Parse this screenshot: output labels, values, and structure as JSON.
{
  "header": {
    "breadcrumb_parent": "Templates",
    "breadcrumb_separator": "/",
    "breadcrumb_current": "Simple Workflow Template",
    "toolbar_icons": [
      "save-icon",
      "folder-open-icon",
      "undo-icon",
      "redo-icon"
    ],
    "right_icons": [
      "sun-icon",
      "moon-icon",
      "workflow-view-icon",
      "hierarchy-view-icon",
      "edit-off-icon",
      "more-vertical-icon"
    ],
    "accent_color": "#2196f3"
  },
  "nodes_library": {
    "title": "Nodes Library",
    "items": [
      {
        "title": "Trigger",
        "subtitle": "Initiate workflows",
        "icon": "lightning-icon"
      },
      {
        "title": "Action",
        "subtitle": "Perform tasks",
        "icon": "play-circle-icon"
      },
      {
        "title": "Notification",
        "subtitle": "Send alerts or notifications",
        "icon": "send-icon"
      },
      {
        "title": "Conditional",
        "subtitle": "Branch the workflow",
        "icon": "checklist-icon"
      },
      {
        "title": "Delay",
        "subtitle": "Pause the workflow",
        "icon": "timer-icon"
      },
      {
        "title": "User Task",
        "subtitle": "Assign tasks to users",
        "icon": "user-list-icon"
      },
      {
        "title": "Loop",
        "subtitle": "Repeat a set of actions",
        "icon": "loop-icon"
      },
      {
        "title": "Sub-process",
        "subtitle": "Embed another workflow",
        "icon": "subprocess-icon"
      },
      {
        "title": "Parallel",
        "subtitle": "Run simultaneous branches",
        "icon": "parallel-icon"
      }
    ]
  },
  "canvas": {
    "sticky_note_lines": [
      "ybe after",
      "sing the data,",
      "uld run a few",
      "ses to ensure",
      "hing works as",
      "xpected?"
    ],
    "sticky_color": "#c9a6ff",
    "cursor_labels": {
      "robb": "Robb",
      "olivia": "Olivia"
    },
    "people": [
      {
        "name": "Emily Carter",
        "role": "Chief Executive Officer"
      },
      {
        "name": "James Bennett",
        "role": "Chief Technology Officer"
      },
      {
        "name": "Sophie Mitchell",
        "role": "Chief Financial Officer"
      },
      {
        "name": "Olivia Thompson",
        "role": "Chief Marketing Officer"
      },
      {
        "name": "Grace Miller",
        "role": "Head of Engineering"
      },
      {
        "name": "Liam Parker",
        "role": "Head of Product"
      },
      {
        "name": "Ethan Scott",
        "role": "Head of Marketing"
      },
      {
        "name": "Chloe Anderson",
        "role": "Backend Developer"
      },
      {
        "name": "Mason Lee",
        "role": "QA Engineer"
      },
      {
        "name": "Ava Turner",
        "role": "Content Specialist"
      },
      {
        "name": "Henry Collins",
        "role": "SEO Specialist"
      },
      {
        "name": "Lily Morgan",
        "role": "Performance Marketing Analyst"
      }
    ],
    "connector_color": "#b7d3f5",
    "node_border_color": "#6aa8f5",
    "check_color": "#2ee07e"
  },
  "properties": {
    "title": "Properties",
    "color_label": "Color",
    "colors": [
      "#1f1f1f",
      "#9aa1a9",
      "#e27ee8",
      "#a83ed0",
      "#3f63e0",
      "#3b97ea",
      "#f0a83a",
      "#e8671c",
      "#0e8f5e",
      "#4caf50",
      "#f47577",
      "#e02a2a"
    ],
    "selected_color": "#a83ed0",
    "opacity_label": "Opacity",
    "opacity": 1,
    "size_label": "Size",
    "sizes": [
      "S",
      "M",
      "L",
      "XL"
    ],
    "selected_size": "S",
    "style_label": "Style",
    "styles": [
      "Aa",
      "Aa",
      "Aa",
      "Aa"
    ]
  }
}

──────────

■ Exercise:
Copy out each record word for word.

■ Written answer:
Parse this screenshot: output labels, values, and structure as JSON.
{
  "header": {
    "breadcrumb_parent": "Templates",
    "breadcrumb_separator": "/",
    "breadcrumb_current": "Simple Workflow Template",
    "toolbar_icons": [
      "save-icon",
      "folder-open-icon",
      "undo-icon",
      "redo-icon"
    ],
    "right_icons": [
      "sun-icon",
      "moon-icon",
      "workflow-view-icon",
      "hierarchy-view-icon",
      "edit-off-icon",
      "more-vertical-icon"
    ],
    "accent_color": "#2196f3"
  },
  "nodes_library": {
    "title": "Nodes Library",
    "items": [
      {
        "title": "Trigger",
        "subtitle": "Initiate workflows",
        "icon": "lightning-icon"
      },
      {
        "title": "Action",
        "subtitle": "Perform tasks",
        "icon": "play-circle-icon"
      },
      {
        "title": "Notification",
        "subtitle": "Send alerts or notifications",
        "icon": "send-icon"
      },
      {
        "title": "Conditional",
        "subtitle": "Branch the workflow",
        "icon": "checklist-icon"
      },
      {
        "title": "Delay",
        "subtitle": "Pause the workflow",
        "icon": "timer-icon"
      },
      {
        "title": "User Task",
        "subtitle": "Assign tasks to users",
        "icon": "user-list-icon"
      },
      {
        "title": "Loop",
        "subtitle": "Repeat a set of actions",
        "icon": "loop-icon"
      },
      {
        "title": "Sub-process",
        "subtitle": "Embed another workflow",
        "icon": "subprocess-icon"
      },
      {
        "title": "Parallel",
        "subtitle": "Run simultaneous branches",
        "icon": "parallel-icon"
      }
    ]
  },
  "canvas": {
    "sticky_note_lines": [
      "ybe after",
      "sing the data,",
      "uld run a few",
      "ses to ensure",
      "hing works as",
      "xpected?"
    ],
    "sticky_color": "#c9a6ff",
    "cursor_labels": {
      "robb": "Robb",
      "olivia": "Olivia"
    },
    "people": [
      {
        "name": "Emily Carter",
        "role": "Chief Executive Officer"
      },
      {
        "name": "James Bennett",
        "role": "Chief Technology Officer"
      },
      {
        "name": "Sophie Mitchell",
        "role": "Chief Financial Officer"
      },
      {
        "name": "Olivia Thompson",
        "role": "Chief Marketing Officer"
      },
      {
        "name": "Grace Miller",
        "role": "Head of Engineering"
      },
      {
        "name": "Liam Parker",
        "role": "Head of Product"
      },
      {
        "name": "Ethan Scott",
        "role": "Head of Marketing"
      },
      {
        "name": "Chloe Anderson",
        "role": "Backend Developer"
      },
      {
        "name": "Mason Lee",
        "role": "QA Engineer"
      },
      {
        "name": "Ava Turner",
        "role": "Content Specialist"
      },
      {
        "name": "Henry Collins",
        "role": "SEO Specialist"
      },
      {
        "name": "Lily Morgan",
        "role": "Performance Marketing Analyst"
      }
    ],
    "connector_color": "#b7d3f5",
    "node_border_color": "#6aa8f5",
    "check_color": "#2ee07e"
  },
  "properties": {
    "title": "Properties",
    "color_label": "Color",
    "colors": [
      "#1f1f1f",
      "#9aa1a9",
      "#e27ee8",
      "#a83ed0",
      "#3f63e0",
      "#3b97ea",
      "#f0a83a",
      "#e8671c",
      "#0e8f5e",
      "#4caf50",
      "#f47577",
      "#e02a2a"
    ],
    "selected_color": "#a83ed0",
    "opacity_label": "Opacity",
    "opacity": 1,
    "size_label": "Size",
    "sizes": [
      "S",
      "M",
      "L",
      "XL"
    ],
    "selected_size": "S",
    "style_label": "Style",
    "styles": [
      "Aa",
      "Aa",
      "Aa",
      "Aa"
    ]
  }
}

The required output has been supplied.